What happens when a group of robotics industry veterans have kids? They have start a company specializing educational robots for kids, of course.
Matatalab is fast carving a path for itself in the world of children's STEAM education products and content. Matata's kid's programming robots uses image recognition technology to develop children's cognitive abilities and computational thinking through a variety of programming games. The robot focuses on physical programming, with no need for screen or literacy to learn to code.

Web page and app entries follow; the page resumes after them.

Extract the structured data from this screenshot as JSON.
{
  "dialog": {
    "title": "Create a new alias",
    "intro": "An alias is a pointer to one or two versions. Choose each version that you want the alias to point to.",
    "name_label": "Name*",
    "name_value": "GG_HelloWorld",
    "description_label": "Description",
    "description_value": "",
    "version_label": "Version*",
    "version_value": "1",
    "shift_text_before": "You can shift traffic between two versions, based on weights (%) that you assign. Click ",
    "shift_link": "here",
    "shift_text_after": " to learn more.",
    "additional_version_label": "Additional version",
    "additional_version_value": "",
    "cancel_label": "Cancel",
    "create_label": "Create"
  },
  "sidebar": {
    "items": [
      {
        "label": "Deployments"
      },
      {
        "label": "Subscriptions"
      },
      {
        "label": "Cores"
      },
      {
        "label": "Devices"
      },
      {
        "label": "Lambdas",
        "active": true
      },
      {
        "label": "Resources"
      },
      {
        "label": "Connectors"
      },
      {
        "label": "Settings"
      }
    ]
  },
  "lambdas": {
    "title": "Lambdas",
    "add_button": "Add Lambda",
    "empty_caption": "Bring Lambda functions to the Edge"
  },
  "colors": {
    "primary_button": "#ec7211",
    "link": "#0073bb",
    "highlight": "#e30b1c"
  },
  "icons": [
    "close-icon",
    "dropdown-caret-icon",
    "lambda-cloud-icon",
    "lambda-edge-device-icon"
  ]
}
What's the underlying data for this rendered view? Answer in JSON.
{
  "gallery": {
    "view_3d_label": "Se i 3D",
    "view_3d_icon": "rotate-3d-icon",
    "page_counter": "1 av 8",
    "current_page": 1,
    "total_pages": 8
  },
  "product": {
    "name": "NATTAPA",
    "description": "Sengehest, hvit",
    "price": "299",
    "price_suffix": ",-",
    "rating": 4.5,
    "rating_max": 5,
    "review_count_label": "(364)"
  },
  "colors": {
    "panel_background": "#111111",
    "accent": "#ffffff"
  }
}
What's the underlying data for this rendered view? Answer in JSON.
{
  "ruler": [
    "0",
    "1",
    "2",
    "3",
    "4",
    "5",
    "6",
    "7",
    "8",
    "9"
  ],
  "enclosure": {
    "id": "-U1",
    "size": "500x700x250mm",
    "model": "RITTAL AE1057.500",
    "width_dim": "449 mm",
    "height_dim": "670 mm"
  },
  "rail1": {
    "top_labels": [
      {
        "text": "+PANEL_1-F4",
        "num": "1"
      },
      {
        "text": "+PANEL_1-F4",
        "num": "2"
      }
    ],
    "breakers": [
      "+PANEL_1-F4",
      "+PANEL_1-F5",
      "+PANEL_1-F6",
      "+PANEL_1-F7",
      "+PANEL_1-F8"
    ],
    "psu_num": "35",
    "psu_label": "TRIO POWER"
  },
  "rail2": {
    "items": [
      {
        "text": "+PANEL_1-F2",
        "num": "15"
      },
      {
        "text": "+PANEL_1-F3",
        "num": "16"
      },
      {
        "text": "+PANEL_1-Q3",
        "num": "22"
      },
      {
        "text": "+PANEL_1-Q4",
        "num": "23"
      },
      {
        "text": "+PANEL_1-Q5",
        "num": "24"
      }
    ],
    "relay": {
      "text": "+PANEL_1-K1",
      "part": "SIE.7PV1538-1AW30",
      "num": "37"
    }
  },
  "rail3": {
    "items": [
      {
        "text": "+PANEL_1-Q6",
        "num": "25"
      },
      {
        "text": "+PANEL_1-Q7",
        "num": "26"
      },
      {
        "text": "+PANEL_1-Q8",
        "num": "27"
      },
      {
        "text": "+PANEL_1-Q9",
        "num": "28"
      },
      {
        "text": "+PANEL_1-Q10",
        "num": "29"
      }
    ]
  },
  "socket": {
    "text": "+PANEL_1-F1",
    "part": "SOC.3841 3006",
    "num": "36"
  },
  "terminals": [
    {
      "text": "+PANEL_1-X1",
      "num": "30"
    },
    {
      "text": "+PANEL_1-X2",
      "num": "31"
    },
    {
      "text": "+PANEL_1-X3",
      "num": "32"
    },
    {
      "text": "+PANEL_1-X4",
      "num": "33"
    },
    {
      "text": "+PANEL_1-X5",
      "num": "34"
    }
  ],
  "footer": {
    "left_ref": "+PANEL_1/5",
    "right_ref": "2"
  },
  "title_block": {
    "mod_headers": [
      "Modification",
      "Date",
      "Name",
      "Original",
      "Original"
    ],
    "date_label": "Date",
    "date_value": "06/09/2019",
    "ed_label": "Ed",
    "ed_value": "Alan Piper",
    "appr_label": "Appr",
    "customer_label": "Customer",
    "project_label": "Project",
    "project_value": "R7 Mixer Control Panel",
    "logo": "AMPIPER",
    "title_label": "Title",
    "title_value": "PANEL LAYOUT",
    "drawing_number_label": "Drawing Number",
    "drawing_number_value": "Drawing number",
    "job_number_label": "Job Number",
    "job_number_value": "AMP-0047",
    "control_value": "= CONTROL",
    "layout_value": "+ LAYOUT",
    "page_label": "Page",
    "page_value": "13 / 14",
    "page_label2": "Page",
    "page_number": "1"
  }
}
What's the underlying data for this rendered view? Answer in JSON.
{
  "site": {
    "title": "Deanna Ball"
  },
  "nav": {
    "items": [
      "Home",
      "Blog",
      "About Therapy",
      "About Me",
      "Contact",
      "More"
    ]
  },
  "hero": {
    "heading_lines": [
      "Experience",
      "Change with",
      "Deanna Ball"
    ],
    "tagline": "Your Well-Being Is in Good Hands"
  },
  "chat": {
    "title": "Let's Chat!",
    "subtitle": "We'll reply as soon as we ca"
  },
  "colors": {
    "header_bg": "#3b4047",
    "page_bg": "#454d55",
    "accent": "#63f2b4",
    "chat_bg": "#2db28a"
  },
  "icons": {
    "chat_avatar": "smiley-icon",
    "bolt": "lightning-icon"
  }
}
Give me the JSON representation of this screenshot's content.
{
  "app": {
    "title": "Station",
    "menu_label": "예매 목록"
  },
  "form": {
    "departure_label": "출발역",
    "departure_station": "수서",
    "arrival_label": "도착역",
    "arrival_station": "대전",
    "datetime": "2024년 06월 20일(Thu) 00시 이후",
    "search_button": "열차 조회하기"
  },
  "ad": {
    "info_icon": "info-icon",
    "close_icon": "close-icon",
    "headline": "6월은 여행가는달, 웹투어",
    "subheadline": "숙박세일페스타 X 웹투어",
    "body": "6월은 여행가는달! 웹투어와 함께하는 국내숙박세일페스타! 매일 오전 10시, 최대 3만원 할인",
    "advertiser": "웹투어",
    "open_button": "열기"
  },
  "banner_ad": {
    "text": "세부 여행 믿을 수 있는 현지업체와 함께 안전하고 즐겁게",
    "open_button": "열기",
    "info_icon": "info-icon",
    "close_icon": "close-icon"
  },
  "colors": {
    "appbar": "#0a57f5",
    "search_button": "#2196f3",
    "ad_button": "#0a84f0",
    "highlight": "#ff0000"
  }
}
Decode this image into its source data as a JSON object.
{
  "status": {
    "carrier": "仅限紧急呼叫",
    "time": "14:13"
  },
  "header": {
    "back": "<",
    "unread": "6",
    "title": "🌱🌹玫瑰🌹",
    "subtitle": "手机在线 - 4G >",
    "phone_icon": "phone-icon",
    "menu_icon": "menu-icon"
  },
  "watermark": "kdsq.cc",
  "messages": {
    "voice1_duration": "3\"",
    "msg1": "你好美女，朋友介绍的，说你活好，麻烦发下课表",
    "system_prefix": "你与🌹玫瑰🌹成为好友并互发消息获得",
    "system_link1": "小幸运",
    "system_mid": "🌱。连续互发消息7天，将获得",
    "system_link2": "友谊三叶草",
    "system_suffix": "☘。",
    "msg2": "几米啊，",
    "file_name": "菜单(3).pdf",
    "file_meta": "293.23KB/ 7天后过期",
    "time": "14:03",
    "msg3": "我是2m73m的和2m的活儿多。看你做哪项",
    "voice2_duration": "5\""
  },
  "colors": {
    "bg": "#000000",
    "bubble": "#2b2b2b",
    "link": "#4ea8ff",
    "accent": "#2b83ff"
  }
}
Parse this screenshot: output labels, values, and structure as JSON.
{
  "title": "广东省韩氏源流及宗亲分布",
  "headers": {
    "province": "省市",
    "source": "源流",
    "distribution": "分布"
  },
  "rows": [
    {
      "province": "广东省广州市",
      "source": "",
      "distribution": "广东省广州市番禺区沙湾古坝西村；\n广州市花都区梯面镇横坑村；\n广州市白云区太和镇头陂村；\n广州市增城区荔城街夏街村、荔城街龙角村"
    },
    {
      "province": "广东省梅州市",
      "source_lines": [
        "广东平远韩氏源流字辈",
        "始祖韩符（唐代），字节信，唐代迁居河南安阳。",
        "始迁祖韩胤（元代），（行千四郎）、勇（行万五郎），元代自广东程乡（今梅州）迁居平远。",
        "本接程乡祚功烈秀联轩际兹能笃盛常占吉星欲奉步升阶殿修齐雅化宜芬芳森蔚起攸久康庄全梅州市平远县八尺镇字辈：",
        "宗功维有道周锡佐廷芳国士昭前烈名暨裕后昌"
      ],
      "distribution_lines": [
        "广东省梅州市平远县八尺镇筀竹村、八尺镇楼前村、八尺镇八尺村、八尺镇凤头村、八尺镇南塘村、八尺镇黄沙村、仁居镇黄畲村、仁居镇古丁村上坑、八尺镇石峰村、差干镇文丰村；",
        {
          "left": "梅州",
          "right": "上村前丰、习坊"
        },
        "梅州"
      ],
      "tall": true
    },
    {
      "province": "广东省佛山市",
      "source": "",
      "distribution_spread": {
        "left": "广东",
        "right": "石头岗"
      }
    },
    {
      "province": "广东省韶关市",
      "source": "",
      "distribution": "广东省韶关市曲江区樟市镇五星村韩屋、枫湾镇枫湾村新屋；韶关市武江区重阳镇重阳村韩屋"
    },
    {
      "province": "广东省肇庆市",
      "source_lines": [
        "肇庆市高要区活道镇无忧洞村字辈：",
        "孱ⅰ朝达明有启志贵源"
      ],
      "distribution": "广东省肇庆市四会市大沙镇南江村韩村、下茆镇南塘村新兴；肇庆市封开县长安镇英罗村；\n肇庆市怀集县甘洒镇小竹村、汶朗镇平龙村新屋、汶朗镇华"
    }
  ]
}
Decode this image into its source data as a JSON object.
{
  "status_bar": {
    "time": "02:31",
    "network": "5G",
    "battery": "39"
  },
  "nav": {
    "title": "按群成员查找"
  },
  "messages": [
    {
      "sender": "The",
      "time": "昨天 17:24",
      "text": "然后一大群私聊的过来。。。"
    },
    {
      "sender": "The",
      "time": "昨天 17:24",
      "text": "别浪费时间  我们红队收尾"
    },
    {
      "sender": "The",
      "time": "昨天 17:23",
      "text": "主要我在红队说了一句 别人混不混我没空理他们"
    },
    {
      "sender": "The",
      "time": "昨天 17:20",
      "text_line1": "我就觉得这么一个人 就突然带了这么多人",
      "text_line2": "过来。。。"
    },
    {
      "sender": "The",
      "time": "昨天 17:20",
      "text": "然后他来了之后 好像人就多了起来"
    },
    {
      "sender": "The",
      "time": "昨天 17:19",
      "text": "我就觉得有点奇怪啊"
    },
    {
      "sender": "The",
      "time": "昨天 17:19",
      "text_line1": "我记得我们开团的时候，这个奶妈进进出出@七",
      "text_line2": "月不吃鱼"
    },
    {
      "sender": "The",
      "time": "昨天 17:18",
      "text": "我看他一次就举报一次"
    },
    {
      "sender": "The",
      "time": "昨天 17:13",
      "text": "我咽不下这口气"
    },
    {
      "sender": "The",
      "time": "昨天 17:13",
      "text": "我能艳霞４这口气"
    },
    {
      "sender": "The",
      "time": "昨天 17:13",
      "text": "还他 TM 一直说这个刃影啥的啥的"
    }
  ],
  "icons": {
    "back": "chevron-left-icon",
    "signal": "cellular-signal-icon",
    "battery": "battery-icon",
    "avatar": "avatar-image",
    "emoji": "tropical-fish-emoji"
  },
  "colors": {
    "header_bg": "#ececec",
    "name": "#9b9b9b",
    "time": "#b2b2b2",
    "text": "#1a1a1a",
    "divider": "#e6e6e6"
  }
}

Perhaps to the horror of some educators, who believe there's too much tech in education, but the delight of a growing customer base, the company's entry-level learning tech is targeted at kids as young as three. So far Matatalab has pursued an ambitious market strategy, bringing its products out in over 40 countries via a combination of traditional brick-and-mortar stores as well as Amazon.
There are a number of robotics companies vying for space in the lucrative ed tech market. STEAM eduction is increasingly emphasized in budgets, and many schools now offer coding instruction as part of the standard curricula as early as kindergarten. Analysts predict the educational robotics market will be worth $1.7 billion by 2023. In some Chinese schools, students begin as early as preschool, which is where Matatalab is focusing.
The company was founded in 2017 by two Shenzhen-based robotics industry veterans who had kids who were entering pre-kindergarten. Studies show that brains begin to develop logic around 3 and 4 years old, so the team wanted to make a coding education product that catered specifically to this age group at an early stage of development. Their mission was to give kids around the world the greatest advantage for learning to code as they grow.
Like kid-aimed robots from companies like Cubetto, SAM Labs, and Wonder Workshop, the result is an interesting blend of interactive technologies that purport to teach kids to code. The game-based Matatalab Coding Set, meant for kids as young as four, contains coding blocks, a command board, maps, and challenge booklets. It's a screen-free experience, as well as a word-free experience, relying instead on graphical symbols that differentiate various coding blocks.
The company has won several awards, including the Reddot Design Awards and IDEA Awards. Whether it can eat market share from better known competitors like Wonder Workshop remains to be seen. Price is a perennial Achilles heel in this space, with parents hesitant to shell out on toys they aren't sure their kids will continue to use.
Matatalab's kits range from a $125 "lite" model to a nearly $300 "pro" model.